Jugholes - Alan Brentnall

Tuesday, 4 October, 2016

Before the main event up at Jugholes, I met up with Pete at the New Bath Hotel. We had agreed to take a walk to look at an adit up by the footpath near Harp Edge opposite Masson Mill. I can't find a name for this adit, although there is some discussion about it on http://www.aditnow.co.uk/community/viewtopic.aspx?t=7248 including some contributions from Adam and Phil. We ascended the stepped path opposite the Masson Mill complex, and, at the crossroads of paths turned right and found the very obvious entrance. It's a walking size passage of about 200m in length which passes under some workings, and at one point daylight could be seen.

After examining a couple of dead-end side passages, we climbed up into the woods and quickly found the source of the daylight - a small ginged shaft, protected by a partly dismantled beehive cage. An old hawser-laid nylon ship's rope had been tied to a nearby tree and, we assume, used to enter the shaft, but the rope was now scattered around by the entrance. Leaving the mine, we followed an obvious rake up the hill and traced a path across to Ball Eye quarry, and back over to Wapping Mine and back to the New Bath Hotel. An interesting area, with lots of evidence of mining. It would be nice to go one one of the PDMHS interpretive walks round there with somebody who has an idea of what's what.

Worryingly, our return to the usual parking spot at the New Bath Hotel coincided with the arrival of a very posh convertible car. The driver got out and, without a word to either of us, placed a couple of "no parking" cones across the entrance to the road where we were parked, before driving into one of the houses at the far end. It was then that I noticed that our cars were the only cars parked, and even the caravan which had been on the parking spot for the last year or so had gone. Perhaps things are changing? After a chat and a fish supper in Matlock Bath, Pete and I headed up to Salters Lane, where we met up with eleven others at the junction with the Masson Lees quarry track. Once everybody was changed and kitted up up, we headed across the field into Jugholes Wood. The plan was to look at some of the more esoteric bits of Jugholes, starting with the Old Man workings of Noon Nick Vein just off the Third Water Cavern.

We arrived at the entrance to the Lower Series, and Jess set about rigging a handline down the steep, muddy climb. Thirteen was a big group to take into the crumbly old workings, and, as three of the party hadn't been to Jugholes before, Jess and I agreed to lead a group through the standard trip down to the sough entrance, while the rest examined the workings. This went without a hitch, although I think the newcomers were quite surprised at the size of some of the caverns. Exiting the gate at the end of the pipe, we tried without success to find the old turntable.

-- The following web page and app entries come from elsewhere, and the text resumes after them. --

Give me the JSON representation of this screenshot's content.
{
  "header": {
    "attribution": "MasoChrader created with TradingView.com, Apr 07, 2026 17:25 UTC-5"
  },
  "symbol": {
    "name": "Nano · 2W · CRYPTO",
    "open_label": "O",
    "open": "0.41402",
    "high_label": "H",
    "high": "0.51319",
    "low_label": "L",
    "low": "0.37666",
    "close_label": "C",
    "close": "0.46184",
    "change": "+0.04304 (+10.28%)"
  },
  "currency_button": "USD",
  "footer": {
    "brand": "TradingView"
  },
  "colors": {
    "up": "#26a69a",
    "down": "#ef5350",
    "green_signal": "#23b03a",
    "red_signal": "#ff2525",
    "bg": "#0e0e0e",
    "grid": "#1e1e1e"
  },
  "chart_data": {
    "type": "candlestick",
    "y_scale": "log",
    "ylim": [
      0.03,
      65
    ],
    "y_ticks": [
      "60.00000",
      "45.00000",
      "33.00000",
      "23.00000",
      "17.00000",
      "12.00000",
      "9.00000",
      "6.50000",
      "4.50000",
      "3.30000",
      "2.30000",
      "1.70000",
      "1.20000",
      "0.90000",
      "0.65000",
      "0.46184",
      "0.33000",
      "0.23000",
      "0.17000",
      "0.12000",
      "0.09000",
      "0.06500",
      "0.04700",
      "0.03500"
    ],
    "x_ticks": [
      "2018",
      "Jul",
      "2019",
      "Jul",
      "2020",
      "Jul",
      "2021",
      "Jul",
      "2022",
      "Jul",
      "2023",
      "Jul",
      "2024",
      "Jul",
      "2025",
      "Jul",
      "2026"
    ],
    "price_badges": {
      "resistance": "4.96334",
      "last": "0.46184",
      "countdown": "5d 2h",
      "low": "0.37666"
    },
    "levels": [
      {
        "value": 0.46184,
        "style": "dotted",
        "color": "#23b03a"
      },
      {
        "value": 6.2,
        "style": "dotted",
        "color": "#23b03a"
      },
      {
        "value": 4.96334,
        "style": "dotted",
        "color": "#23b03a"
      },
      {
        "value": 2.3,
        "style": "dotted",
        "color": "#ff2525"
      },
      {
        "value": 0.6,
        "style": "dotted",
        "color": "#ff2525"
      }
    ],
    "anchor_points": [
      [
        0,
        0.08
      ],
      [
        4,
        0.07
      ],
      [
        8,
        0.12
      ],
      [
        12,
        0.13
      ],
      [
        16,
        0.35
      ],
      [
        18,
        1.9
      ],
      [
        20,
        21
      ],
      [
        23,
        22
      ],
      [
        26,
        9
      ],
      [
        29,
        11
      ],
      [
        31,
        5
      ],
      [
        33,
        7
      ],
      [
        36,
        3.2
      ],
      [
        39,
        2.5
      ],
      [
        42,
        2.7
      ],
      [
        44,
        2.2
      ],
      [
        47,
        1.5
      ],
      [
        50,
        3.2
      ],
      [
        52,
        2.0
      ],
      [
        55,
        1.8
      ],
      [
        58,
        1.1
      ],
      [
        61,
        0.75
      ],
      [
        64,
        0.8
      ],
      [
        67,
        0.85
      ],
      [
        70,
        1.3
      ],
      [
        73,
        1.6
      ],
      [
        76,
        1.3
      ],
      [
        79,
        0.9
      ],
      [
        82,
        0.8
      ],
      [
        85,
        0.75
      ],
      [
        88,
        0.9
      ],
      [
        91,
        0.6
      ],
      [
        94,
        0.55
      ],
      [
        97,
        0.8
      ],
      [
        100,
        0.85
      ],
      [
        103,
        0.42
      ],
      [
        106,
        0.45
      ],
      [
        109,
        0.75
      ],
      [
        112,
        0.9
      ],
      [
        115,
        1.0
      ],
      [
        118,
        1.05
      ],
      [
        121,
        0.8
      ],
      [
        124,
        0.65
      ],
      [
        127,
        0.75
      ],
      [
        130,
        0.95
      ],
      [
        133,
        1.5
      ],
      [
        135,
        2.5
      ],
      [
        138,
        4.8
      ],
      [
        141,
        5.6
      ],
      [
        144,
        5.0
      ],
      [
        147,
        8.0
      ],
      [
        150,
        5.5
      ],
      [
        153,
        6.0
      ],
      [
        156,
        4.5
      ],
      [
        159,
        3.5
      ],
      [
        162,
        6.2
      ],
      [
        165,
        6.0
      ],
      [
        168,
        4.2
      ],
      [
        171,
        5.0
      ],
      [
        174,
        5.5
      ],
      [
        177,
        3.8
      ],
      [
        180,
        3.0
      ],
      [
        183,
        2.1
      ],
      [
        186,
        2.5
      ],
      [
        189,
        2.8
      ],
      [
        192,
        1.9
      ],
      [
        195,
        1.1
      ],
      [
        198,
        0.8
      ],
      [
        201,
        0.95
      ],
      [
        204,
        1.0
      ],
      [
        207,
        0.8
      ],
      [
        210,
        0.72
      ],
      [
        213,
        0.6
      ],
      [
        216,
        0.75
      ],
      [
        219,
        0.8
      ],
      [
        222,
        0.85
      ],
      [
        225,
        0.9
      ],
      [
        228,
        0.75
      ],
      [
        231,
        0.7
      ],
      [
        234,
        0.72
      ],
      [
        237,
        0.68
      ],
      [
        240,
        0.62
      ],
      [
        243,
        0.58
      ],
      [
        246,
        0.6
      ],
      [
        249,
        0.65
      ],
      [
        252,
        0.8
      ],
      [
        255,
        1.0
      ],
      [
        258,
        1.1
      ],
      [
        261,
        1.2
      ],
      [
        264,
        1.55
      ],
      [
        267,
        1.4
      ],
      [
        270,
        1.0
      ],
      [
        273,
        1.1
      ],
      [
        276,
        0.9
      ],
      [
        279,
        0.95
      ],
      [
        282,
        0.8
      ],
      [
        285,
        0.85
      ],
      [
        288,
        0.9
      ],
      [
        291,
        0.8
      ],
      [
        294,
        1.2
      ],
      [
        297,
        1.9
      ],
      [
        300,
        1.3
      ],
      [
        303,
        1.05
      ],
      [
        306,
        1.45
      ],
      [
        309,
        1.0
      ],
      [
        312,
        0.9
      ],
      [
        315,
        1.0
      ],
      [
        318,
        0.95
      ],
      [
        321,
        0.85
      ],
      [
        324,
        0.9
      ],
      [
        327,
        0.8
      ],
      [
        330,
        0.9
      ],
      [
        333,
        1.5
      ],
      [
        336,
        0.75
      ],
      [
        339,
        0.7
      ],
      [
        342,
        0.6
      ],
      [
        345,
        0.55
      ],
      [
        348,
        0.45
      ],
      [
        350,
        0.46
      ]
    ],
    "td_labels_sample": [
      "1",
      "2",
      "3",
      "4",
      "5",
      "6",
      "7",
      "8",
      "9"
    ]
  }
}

The sough tail path is now very much overgrown, and it was difficult to see anything much at night. Turning up the hill, we hiked back to the 2nd Water Cavern and had a look at the 20th century fluorspar workings down in the bottom left of the entrance.

This series is totally different from the old style mining; like Longrake Spar Mine, only on a much smaller scale. A very interesting series, with lots to look at. The Jugholes Interpretation Pack which Gordon Fiander and Dave Webb put together in 2002 is excellent for explaining what you are actually looking at, and, as promised, I emailed last night's cavers with a copy of this useful book as a pdf. Eventually all thirteen of us re-united in the 2nd Water Cavern and retreated to Salters Lane before heading into Winster for a chat at the Miner's Standard